Calculators are transforming the way we teach, and the way our students learn, mathematics.
A Calculator for Everyone
Yet some people still question whether it is wise to use calculators in mathematics classes. Years ago, we barred calculator use from some classes and from parts of some tests. We no longer do so. There were practical difficulties. Monitoring calculator use is difficult, e.g., some students have calculators on their wrist watches. But more important, the calculator is a tool that should be used. Research suggests that students who use calculators maintain or improve their pencil-and-paper skills. More important, "students using calculators seem better able to focus on correct analysis of problem situations."3

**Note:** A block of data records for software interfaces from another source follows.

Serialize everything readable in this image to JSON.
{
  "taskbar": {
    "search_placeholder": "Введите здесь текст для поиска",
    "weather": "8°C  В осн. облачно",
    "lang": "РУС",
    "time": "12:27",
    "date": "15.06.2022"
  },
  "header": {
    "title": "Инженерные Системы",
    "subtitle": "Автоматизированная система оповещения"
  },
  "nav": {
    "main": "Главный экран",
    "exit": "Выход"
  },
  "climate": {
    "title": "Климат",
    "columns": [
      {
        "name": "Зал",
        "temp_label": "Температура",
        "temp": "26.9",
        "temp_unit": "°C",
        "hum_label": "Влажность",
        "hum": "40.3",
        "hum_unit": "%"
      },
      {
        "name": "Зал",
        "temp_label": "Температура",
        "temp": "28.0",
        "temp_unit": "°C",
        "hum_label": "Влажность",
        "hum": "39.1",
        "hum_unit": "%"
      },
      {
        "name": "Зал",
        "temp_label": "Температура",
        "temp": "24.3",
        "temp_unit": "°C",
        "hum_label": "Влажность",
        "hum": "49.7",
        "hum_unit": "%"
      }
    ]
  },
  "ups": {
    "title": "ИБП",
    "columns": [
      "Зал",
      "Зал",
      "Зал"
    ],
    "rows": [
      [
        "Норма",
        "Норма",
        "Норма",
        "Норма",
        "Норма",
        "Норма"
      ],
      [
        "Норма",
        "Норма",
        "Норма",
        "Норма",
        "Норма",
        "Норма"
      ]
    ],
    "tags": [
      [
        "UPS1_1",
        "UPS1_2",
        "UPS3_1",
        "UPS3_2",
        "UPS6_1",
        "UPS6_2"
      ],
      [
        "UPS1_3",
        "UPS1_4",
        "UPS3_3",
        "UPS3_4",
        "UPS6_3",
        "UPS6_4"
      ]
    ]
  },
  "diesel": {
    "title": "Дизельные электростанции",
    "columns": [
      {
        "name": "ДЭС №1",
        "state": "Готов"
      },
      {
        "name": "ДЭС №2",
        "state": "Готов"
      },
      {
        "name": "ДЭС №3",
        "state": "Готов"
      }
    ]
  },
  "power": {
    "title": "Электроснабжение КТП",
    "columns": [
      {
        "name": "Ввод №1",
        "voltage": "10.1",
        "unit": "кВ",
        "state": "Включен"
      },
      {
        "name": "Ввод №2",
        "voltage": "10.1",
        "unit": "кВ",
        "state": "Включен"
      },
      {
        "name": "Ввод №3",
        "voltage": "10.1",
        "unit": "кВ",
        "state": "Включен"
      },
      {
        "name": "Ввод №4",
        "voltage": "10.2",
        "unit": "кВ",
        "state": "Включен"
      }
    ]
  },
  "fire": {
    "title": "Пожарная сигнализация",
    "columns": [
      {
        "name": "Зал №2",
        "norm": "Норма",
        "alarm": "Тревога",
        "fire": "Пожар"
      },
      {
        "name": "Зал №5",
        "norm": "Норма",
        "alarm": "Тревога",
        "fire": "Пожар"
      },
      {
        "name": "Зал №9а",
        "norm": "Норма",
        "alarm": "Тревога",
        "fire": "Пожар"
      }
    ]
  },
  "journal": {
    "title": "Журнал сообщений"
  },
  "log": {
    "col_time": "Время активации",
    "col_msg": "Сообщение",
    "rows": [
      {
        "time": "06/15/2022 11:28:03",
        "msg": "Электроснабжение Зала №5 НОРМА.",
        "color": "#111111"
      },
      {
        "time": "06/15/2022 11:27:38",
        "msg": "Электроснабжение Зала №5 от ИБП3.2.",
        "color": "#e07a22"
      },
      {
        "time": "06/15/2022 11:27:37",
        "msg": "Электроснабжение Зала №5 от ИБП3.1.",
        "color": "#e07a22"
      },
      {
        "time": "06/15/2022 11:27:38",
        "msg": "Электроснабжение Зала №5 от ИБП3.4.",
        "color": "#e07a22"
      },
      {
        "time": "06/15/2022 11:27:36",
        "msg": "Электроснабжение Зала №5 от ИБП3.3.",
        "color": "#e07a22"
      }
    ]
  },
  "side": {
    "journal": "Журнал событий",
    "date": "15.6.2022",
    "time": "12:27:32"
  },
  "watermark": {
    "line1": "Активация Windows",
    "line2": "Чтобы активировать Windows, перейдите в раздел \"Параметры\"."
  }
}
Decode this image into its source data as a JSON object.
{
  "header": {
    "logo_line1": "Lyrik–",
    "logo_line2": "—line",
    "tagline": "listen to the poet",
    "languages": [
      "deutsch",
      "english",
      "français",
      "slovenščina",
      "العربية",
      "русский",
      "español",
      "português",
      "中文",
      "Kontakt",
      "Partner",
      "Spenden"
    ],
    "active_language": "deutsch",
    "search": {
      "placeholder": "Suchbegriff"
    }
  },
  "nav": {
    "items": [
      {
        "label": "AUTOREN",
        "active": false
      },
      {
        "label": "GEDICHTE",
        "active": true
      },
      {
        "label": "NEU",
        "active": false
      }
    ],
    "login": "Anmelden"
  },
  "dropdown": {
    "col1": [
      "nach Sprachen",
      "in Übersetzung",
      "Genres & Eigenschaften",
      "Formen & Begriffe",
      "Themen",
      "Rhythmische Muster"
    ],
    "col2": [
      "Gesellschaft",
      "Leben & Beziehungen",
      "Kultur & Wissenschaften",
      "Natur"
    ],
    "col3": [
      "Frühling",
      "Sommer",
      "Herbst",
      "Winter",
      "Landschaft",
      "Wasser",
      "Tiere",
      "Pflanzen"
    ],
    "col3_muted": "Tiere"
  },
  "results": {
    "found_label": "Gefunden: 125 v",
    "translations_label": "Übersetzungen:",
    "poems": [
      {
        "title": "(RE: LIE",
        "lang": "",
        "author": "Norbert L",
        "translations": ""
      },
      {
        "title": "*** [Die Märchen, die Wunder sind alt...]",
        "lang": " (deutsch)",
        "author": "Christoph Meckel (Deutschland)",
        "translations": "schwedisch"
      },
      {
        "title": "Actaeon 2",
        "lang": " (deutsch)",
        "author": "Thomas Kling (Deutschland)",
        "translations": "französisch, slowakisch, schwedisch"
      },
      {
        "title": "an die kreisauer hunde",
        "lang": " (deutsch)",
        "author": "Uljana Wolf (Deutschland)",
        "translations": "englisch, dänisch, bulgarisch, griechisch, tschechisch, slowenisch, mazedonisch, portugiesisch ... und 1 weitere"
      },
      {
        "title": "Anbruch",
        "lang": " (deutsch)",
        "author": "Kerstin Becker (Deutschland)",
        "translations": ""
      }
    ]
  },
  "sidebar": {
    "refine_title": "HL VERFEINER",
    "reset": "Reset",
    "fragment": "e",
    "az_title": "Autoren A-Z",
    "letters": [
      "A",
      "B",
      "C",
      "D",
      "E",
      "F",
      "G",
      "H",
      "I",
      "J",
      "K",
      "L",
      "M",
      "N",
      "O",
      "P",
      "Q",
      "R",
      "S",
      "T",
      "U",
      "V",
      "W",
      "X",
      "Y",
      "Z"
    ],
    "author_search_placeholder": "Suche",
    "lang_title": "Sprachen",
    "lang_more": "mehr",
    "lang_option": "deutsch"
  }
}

Students are impressed when they see that it is possible to calculate a square root to any degree of accuracy with a pencil and paper. But no one would advise teaching all students to calculate square roots by hand before allowing them to use the square root button on a calculator. If a student needs a pencil and paper to do a calculation, she might as well use a calculator. Everyone should know how to do simple calculations in her head. These seem to us essential: mental arithmetic, including single digit computation, multiplying by 10, dividing by 2, and adding 10 + 10 + 10; decimal equivalents for simple fractions; and estimation skills.
It is unwise to require students to demonstrate proficiency in these tasks before using a calculator. Instead, we try to teach students to use the calculator wisely, to examine calculator results to judge if they are reasonable, to answer questions for themselves by using the calculator, to look for patterns, to examine graphs, to wonder how the calculator does its work, and thus to learn still more mathematics. At the same time, we ask students to view mathematics as an interesting field of study in which new ideas are emerging at an incredible rate, a field of study in which there is not always one correct answer, where reflection is needed to decide upon appropriate procedures, where some proficiency is required in order to make intelligent decisions as a citizen. Mathematics is a field of study that is open to everybody, not just a select few who happen to have natural aptitude.
There should be no opportunities for anyone not to use a calculator. Requiring calculator use, and this means including calculator-active questions on standardized tests, will more likely promote equity than allowing their optional use. At the moment, those who can afford to buy scientific and graphing calculators clearly have an advantage over those who cannot. When calculators are mandatory for college entrance examinations, however, school districts will have to provide them, just as they now provide safe sports equipment. All students need to learn to use calculators, if only to prepare to live in an increasingly mathematical world.
Everybody Counts, a report on the future of mathematics education published by the Mathematical Sciences Education Board, states:
Only in the United States do people believe that learning mathematics depends on special ability. In other countries, students, parents, and teachers all expect that most students can master mathematics if only they work hard enough.4
All students can learn mathematics. The appropriate use of calculators will only deepen their understanding of the discipline. Technology is changing the definition of what is basic in mathematics, and it's a change for the better.
1. Judith Viorst, Alexander, Who Used to Be Rich Last Sunday (New York, N.Y.: Macmillan, 1989).
2. See, for example, Lynn Arthur Steen, editor, On the Shoulders of Giants, New Approaches to Numeracy (Washington, D.C.: National Academy Press, 1990) for a discussion of what is fundamental in mathematics.
3. Mathematical Sciences Education Board, Reshaping School Mathematics (Washington, D.C.: National Research Council, 1990), 23.
4. Mathematical Sciences Education Board, Everybody Counts (Washington, D.C.: National Research Council, 1989), 10.